▶ **RECORDED DATA**

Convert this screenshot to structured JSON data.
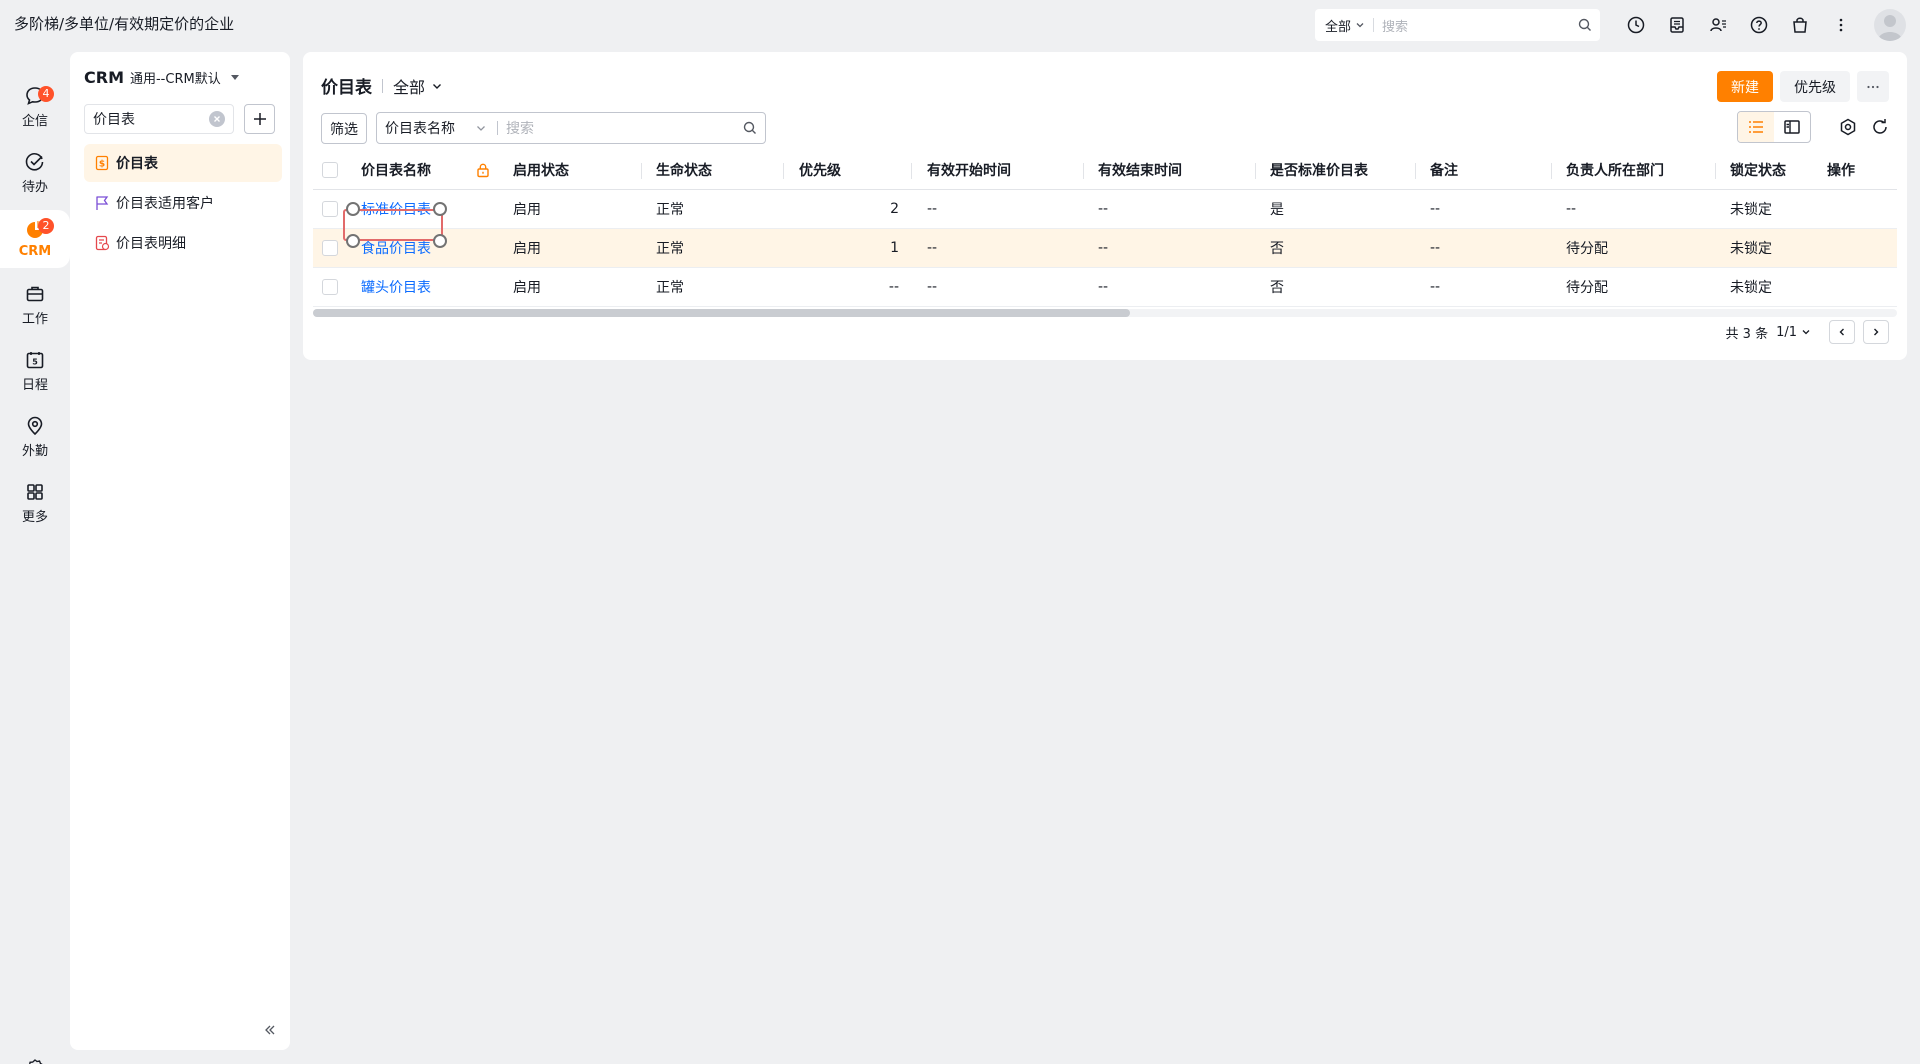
{
  "topbar": {
    "company": "多阶梯/多单位/有效期定价的企业",
    "search_scope": "全部",
    "search_placeholder": "搜索"
  },
  "rail": {
    "items": [
      {
        "label": "企信",
        "badge": "4",
        "icon": "chat-bubble-icon"
      },
      {
        "label": "待办",
        "badge": "",
        "icon": "check-circle-icon"
      },
      {
        "label": "CRM",
        "badge": "2",
        "icon": "crm-icon",
        "active": true
      },
      {
        "label": "工作",
        "badge": "",
        "icon": "briefcase-icon"
      },
      {
        "label": "日程",
        "badge": "",
        "icon": "calendar-icon"
      },
      {
        "label": "外勤",
        "badge": "",
        "icon": "location-pin-icon"
      },
      {
        "label": "更多",
        "badge": "",
        "icon": "grid-icon"
      }
    ],
    "calendar_day": "5"
  },
  "objpanel": {
    "app": "CRM",
    "app_sub": "通用--CRM默认",
    "search_value": "价目表",
    "items": [
      {
        "label": "价目表",
        "icon": "price-list-icon",
        "active": true
      },
      {
        "label": "价目表适用客户",
        "icon": "flag-icon"
      },
      {
        "label": "价目表明细",
        "icon": "price-detail-icon"
      }
    ]
  },
  "main": {
    "title": "价目表",
    "view": "全部",
    "btn_new": "新建",
    "btn_priority": "优先级",
    "filter_label": "筛选",
    "search_field": "价目表名称",
    "search_placeholder": "搜索"
  },
  "table": {
    "columns": [
      "价目表名称",
      "启用状态",
      "生命状态",
      "优先级",
      "有效开始时间",
      "有效结束时间",
      "是否标准价目表",
      "备注",
      "负责人所在部门",
      "锁定状态",
      "操作"
    ],
    "rows": [
      {
        "name": "标准价目表",
        "enabled": "启用",
        "life": "正常",
        "priority": "2",
        "start": "--",
        "end": "--",
        "standard": "是",
        "note": "--",
        "dept": "--",
        "lock": "未锁定"
      },
      {
        "name": "食品价目表",
        "enabled": "启用",
        "life": "正常",
        "priority": "1",
        "start": "--",
        "end": "--",
        "standard": "否",
        "note": "--",
        "dept": "待分配",
        "lock": "未锁定"
      },
      {
        "name": "罐头价目表",
        "enabled": "启用",
        "life": "正常",
        "priority": "--",
        "start": "--",
        "end": "--",
        "standard": "否",
        "note": "--",
        "dept": "待分配",
        "lock": "未锁定"
      }
    ]
  },
  "pager": {
    "total": "共 3 条",
    "page": "1/1"
  },
  "colors": {
    "accent": "#ff8000",
    "link": "#0c6cff",
    "badge": "#ff522a",
    "highlight_row": "#fff5e6"
  }
}
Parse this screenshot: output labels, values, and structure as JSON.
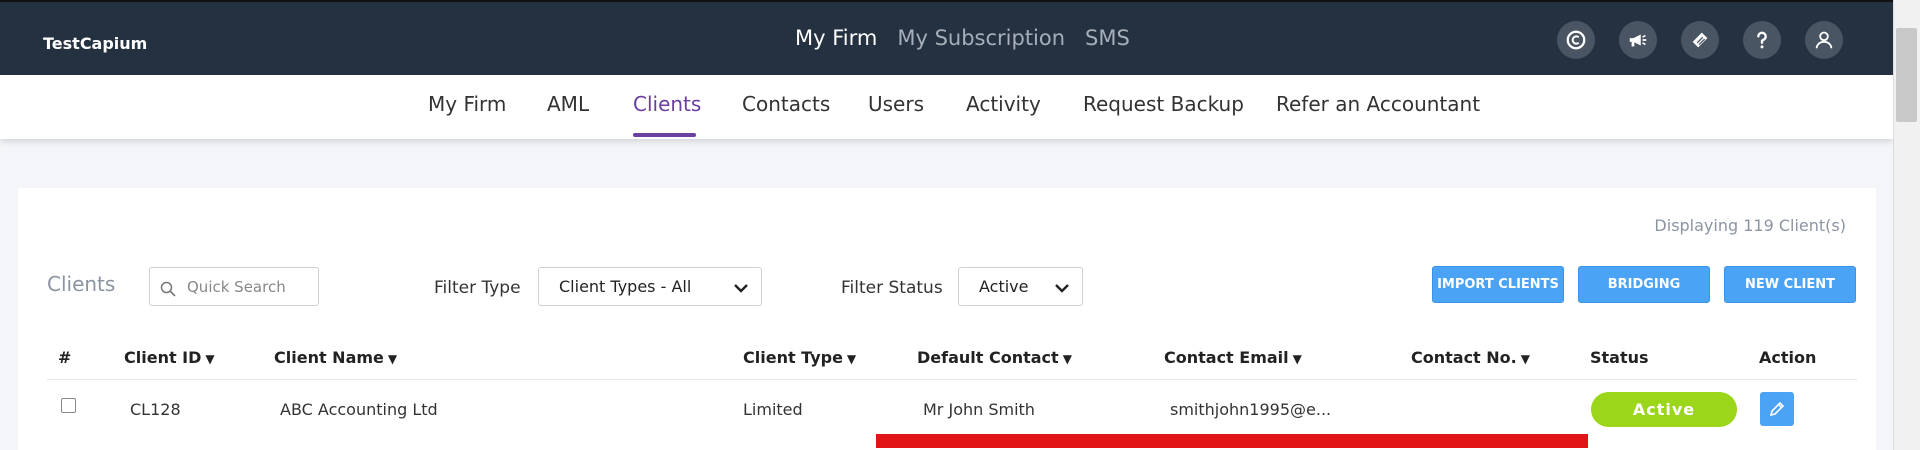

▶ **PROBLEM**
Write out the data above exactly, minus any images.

▶ **YOUR RESPONSE**
Convert this screenshot to structured JSON data.
{
  "topbar": {
    "company": "多阶梯/多单位/有效期定价的企业",
    "search_scope": "全部",
    "search_placeholder": "搜索"
  },
  "rail": {
    "items": [
      {
        "label": "企信",
        "badge": "4",
        "icon": "chat-bubble-icon"
      },
      {
        "label": "待办",
        "badge": "",
        "icon": "check-circle-icon"
      },
      {
        "label": "CRM",
        "badge": "2",
        "icon": "crm-icon",
        "active": true
      },
      {
        "label": "工作",
        "badge": "",
        "icon": "briefcase-icon"
      },
      {
        "label": "日程",
        "badge": "",
        "icon": "calendar-icon"
      },
      {
        "label": "外勤",
        "badge": "",
        "icon": "location-pin-icon"
      },
      {
        "label": "更多",
        "badge": "",
        "icon": "grid-icon"
      }
    ],
    "calendar_day": "5"
  },
  "objpanel": {
    "app": "CRM",
    "app_sub": "通用--CRM默认",
    "search_value": "价目表",
    "items": [
      {
        "label": "价目表",
        "icon": "price-list-icon",
        "active": true
      },
      {
        "label": "价目表适用客户",
        "icon": "flag-icon"
      },
      {
        "label": "价目表明细",
        "icon": "price-detail-icon"
      }
    ]
  },
  "main": {
    "title": "价目表",
    "view": "全部",
    "btn_new": "新建",
    "btn_priority": "优先级",
    "filter_label": "筛选",
    "search_field": "价目表名称",
    "search_placeholder": "搜索"
  },
  "table": {
    "columns": [
      "价目表名称",
      "启用状态",
      "生命状态",
      "优先级",
      "有效开始时间",
      "有效结束时间",
      "是否标准价目表",
      "备注",
      "负责人所在部门",
      "锁定状态",
      "操作"
    ],
    "rows": [
      {
        "name": "标准价目表",
        "enabled": "启用",
        "life": "正常",
        "priority": "2",
        "start": "--",
        "end": "--",
        "standard": "是",
        "note": "--",
        "dept": "--",
        "lock": "未锁定"
      },
      {
        "name": "食品价目表",
        "enabled": "启用",
        "life": "正常",
        "priority": "1",
        "start": "--",
        "end": "--",
        "standard": "否",
        "note": "--",
        "dept": "待分配",
        "lock": "未锁定"
      },
      {
        "name": "罐头价目表",
        "enabled": "启用",
        "life": "正常",
        "priority": "--",
        "start": "--",
        "end": "--",
        "standard": "否",
        "note": "--",
        "dept": "待分配",
        "lock": "未锁定"
      }
    ]
  },
  "pager": {
    "total": "共 3 条",
    "page": "1/1"
  },
  "colors": {
    "accent": "#ff8000",
    "link": "#0c6cff",
    "badge": "#ff522a",
    "highlight_row": "#fff5e6"
  }
}
Parse this screenshot: output labels, values, and structure as JSON.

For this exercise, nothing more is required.